#### INFORMATION PROVIDED ####

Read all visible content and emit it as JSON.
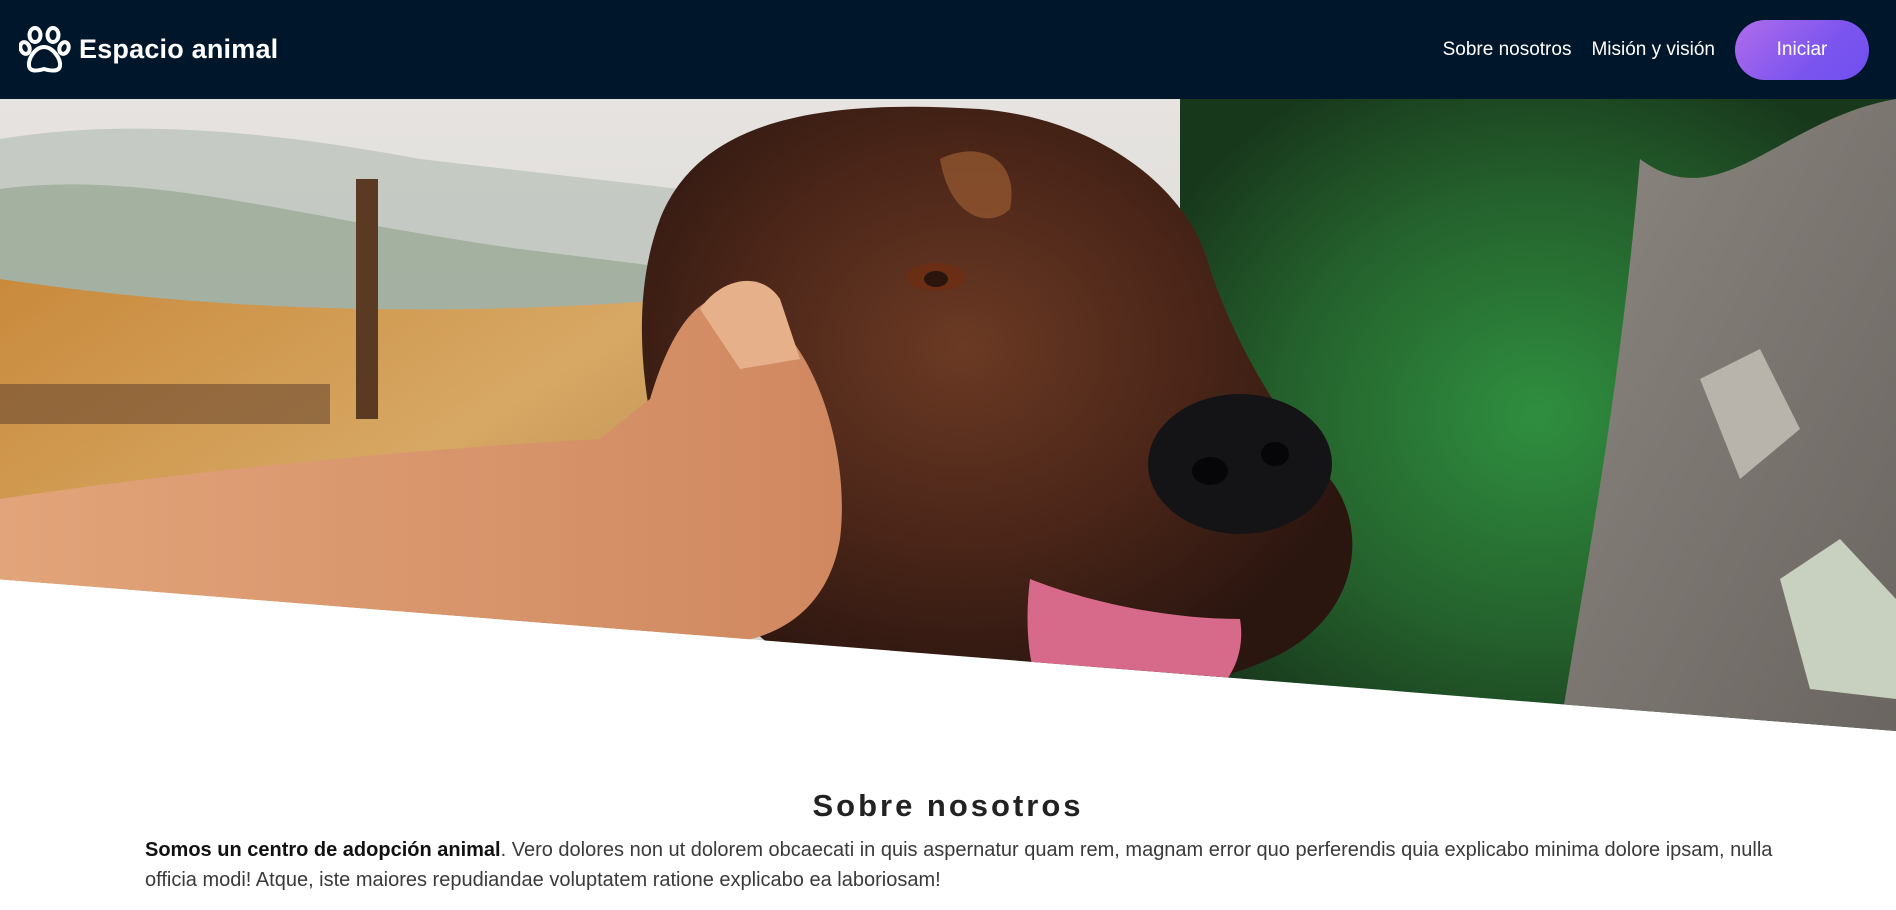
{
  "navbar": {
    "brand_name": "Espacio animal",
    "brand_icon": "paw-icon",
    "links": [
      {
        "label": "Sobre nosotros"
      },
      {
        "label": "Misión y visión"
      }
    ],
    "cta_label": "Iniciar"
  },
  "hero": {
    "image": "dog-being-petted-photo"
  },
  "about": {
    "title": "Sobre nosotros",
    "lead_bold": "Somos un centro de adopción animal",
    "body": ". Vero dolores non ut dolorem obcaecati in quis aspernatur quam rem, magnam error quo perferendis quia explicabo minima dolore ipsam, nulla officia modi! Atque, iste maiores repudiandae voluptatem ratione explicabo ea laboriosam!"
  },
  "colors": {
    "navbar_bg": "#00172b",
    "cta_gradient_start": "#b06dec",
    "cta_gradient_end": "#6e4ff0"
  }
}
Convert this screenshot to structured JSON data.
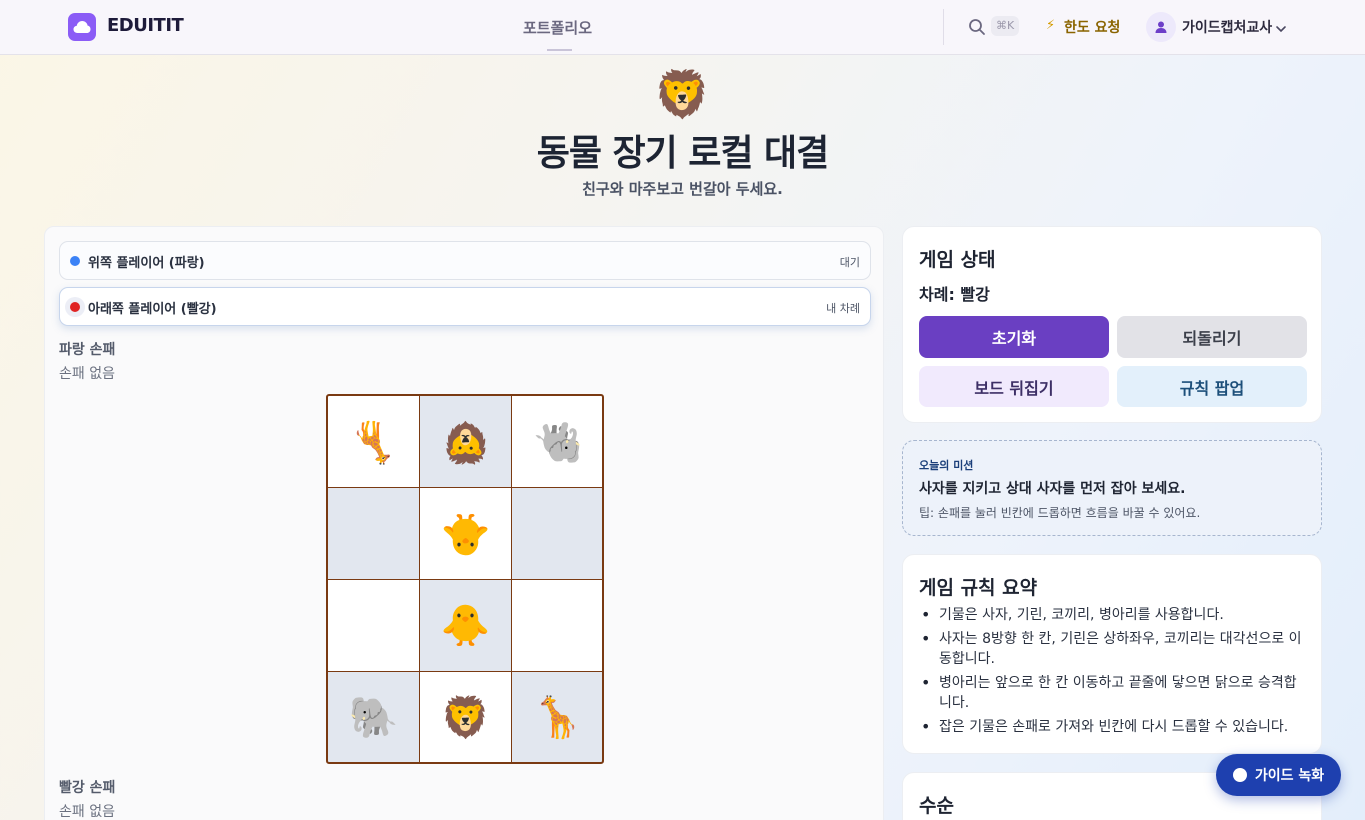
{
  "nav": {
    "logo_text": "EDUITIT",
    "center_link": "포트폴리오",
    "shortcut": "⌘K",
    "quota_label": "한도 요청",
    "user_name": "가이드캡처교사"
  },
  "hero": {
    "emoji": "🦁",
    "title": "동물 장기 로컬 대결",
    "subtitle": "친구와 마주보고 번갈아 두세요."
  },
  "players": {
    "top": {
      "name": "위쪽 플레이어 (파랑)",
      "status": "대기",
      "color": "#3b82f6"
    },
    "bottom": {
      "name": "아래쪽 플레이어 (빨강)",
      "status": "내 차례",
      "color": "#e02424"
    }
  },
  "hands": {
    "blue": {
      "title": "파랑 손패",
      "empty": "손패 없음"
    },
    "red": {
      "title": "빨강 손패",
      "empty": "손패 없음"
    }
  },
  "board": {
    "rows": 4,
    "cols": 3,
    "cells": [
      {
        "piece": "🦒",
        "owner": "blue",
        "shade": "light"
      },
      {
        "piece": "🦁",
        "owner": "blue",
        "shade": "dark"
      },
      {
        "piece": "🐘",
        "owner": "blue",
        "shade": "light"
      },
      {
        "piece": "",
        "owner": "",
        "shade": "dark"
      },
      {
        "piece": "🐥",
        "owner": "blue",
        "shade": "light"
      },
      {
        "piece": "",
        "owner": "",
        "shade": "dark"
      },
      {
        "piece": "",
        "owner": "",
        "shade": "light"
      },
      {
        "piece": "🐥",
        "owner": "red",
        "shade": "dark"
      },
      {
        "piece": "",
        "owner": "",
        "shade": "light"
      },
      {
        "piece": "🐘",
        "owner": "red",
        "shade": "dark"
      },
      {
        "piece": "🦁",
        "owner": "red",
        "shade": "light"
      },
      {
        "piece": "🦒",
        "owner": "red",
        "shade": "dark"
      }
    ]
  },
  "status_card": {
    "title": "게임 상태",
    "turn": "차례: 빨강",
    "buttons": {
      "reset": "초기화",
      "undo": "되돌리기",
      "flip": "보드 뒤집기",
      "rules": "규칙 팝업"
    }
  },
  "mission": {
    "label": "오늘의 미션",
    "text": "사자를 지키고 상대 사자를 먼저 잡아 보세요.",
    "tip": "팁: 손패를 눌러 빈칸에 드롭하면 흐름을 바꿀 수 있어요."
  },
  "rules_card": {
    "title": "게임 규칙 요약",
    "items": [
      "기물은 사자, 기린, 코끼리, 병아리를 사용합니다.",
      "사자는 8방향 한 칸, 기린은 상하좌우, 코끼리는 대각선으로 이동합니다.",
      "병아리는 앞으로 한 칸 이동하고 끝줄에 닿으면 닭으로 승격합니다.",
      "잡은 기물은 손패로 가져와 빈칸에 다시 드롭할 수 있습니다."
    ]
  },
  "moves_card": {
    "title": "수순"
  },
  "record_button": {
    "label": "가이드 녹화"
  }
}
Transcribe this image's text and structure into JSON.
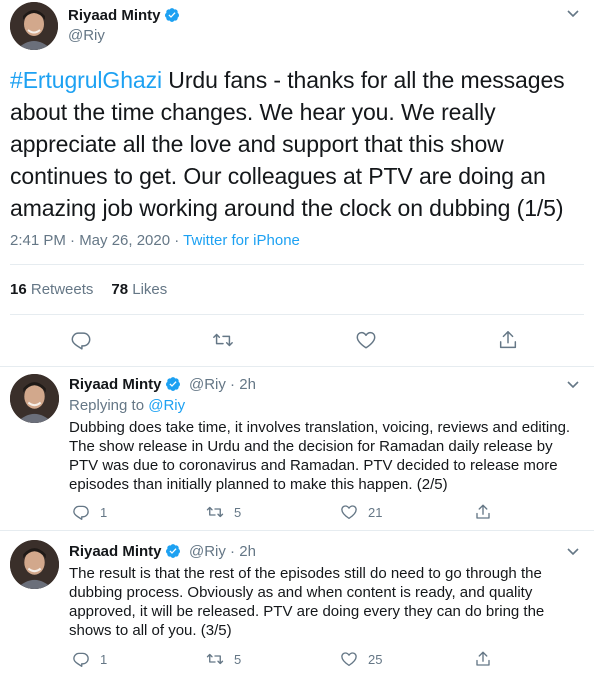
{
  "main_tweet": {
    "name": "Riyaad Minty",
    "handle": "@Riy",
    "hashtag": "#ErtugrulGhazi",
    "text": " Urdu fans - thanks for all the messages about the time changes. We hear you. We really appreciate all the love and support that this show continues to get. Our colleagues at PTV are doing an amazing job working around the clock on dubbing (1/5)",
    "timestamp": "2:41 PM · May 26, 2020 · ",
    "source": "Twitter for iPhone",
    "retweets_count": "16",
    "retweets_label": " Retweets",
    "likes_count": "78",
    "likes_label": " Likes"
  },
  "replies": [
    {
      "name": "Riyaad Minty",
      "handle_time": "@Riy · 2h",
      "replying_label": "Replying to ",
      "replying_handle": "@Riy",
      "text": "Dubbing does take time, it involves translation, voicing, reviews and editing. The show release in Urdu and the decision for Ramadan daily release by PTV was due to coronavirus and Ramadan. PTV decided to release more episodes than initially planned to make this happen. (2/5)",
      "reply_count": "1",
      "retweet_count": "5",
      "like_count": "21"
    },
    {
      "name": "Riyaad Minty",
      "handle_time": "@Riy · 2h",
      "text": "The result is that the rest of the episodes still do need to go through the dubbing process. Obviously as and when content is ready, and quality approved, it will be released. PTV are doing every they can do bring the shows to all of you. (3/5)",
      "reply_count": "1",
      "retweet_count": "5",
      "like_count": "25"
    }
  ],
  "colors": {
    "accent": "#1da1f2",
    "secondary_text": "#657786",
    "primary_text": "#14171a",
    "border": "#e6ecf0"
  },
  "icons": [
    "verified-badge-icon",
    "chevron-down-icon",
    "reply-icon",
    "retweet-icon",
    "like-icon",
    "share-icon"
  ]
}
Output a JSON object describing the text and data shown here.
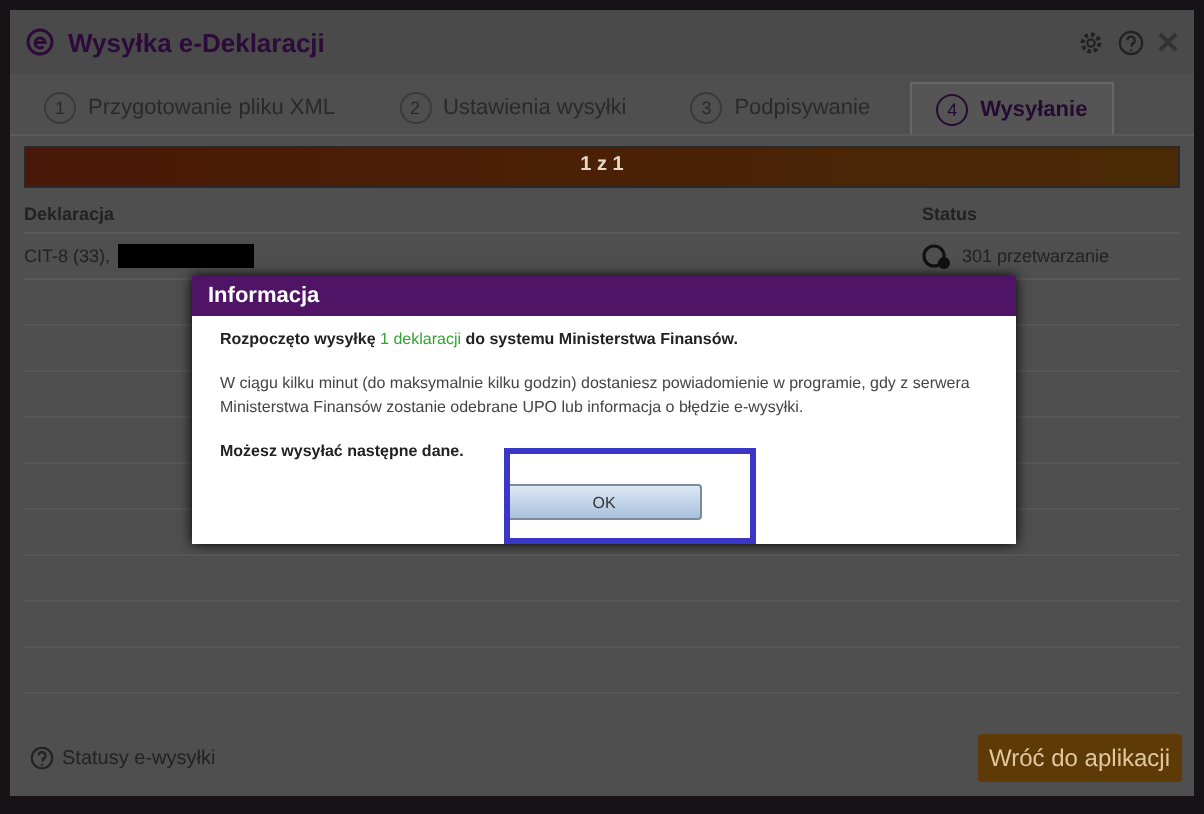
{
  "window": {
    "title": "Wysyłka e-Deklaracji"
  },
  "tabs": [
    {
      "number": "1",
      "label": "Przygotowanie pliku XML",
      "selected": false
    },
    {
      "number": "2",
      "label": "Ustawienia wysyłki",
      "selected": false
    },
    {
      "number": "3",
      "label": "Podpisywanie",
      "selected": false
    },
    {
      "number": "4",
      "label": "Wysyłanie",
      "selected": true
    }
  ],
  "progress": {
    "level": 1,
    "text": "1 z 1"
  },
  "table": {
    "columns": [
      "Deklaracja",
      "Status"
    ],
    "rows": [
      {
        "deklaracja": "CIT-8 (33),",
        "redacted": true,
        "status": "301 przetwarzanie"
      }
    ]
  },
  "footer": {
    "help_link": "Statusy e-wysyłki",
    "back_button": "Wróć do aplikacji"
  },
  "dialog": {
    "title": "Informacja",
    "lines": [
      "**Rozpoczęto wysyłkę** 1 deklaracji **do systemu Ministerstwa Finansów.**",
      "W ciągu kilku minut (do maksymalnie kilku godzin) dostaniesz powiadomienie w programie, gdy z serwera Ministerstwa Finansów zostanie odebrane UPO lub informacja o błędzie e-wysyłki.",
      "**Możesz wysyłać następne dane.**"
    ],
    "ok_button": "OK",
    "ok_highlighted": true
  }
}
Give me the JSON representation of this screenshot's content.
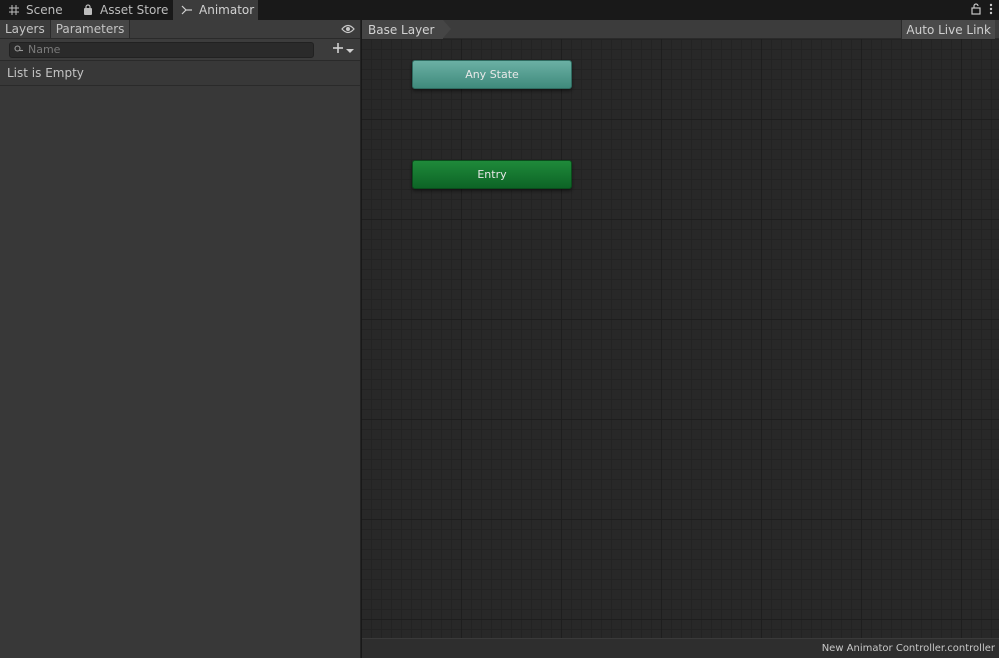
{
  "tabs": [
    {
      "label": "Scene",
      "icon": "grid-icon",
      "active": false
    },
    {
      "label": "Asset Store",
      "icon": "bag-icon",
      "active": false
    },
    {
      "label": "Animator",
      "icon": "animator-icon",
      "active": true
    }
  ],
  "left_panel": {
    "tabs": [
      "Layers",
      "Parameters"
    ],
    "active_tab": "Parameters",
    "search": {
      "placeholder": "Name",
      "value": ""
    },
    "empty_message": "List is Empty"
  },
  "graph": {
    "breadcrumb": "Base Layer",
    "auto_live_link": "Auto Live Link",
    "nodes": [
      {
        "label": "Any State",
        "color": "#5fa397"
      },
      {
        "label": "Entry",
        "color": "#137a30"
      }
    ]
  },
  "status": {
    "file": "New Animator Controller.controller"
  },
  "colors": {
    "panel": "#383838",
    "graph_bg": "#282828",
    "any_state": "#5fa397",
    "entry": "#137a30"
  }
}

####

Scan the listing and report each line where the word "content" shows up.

SOLUTION TO THIS TASK —
Read all visible content and emit it as JSON.
      "text": "The result is that the rest of the episodes still do need to go through the dubbing process. Obviously as and when content is ready, and quality approved, it will be released. PTV are doing every they can do bring the shows to all of you. (3/5)",
Give me the JSON representation of this screenshot's content.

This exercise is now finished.